*The problem:*
Please retype the entries exactly as they stand, leaving out any pictures.

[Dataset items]
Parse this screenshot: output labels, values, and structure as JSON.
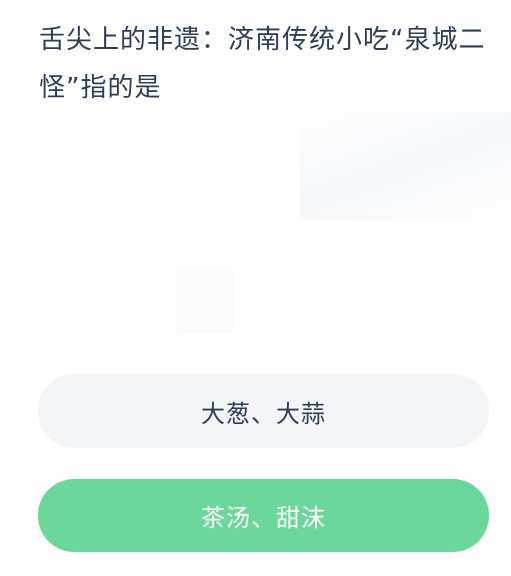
{
  "question": {
    "text": "舌尖上的非遗：济南传统小吃“泉城二怪”指的是"
  },
  "options": [
    {
      "label": "大葱、大蒜",
      "selected": false,
      "color": "#f4f5f7"
    },
    {
      "label": "茶汤、甜沫",
      "selected": true,
      "color": "#6cd79b"
    }
  ]
}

*Answer space:*
Parse this screenshot: output labels, values, and structure as JSON.
{
  "question": {
    "text": "舌尖上的非遗：济南传统小吃“泉城二怪”指的是"
  },
  "options": [
    {
      "label": "大葱、大蒜",
      "selected": false,
      "color": "#f4f5f7"
    },
    {
      "label": "茶汤、甜沫",
      "selected": true,
      "color": "#6cd79b"
    }
  ]
}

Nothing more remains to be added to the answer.